> _Recorded information_:
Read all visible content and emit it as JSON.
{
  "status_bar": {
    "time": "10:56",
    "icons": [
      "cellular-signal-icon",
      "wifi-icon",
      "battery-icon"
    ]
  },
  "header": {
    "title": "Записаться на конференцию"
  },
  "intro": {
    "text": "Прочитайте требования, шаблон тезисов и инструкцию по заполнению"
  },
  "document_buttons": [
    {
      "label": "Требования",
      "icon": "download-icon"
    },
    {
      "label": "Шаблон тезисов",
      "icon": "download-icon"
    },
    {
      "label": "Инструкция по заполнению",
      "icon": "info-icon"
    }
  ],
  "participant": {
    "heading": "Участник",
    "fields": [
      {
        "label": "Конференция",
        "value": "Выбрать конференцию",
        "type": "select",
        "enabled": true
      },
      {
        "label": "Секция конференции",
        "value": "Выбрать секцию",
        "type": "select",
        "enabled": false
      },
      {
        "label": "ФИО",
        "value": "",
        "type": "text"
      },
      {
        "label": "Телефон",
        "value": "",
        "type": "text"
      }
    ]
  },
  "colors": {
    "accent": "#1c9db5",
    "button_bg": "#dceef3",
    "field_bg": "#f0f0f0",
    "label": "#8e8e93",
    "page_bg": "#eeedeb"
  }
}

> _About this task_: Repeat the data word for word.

> _Output of the task_:
Read all visible content and emit it as JSON.
{
  "status_bar": {
    "time": "10:56",
    "icons": [
      "cellular-signal-icon",
      "wifi-icon",
      "battery-icon"
    ]
  },
  "header": {
    "title": "Записаться на конференцию"
  },
  "intro": {
    "text": "Прочитайте требования, шаблон тезисов и инструкцию по заполнению"
  },
  "document_buttons": [
    {
      "label": "Требования",
      "icon": "download-icon"
    },
    {
      "label": "Шаблон тезисов",
      "icon": "download-icon"
    },
    {
      "label": "Инструкция по заполнению",
      "icon": "info-icon"
    }
  ],
  "participant": {
    "heading": "Участник",
    "fields": [
      {
        "label": "Конференция",
        "value": "Выбрать конференцию",
        "type": "select",
        "enabled": true
      },
      {
        "label": "Секция конференции",
        "value": "Выбрать секцию",
        "type": "select",
        "enabled": false
      },
      {
        "label": "ФИО",
        "value": "",
        "type": "text"
      },
      {
        "label": "Телефон",
        "value": "",
        "type": "text"
      }
    ]
  },
  "colors": {
    "accent": "#1c9db5",
    "button_bg": "#dceef3",
    "field_bg": "#f0f0f0",
    "label": "#8e8e93",
    "page_bg": "#eeedeb"
  }
}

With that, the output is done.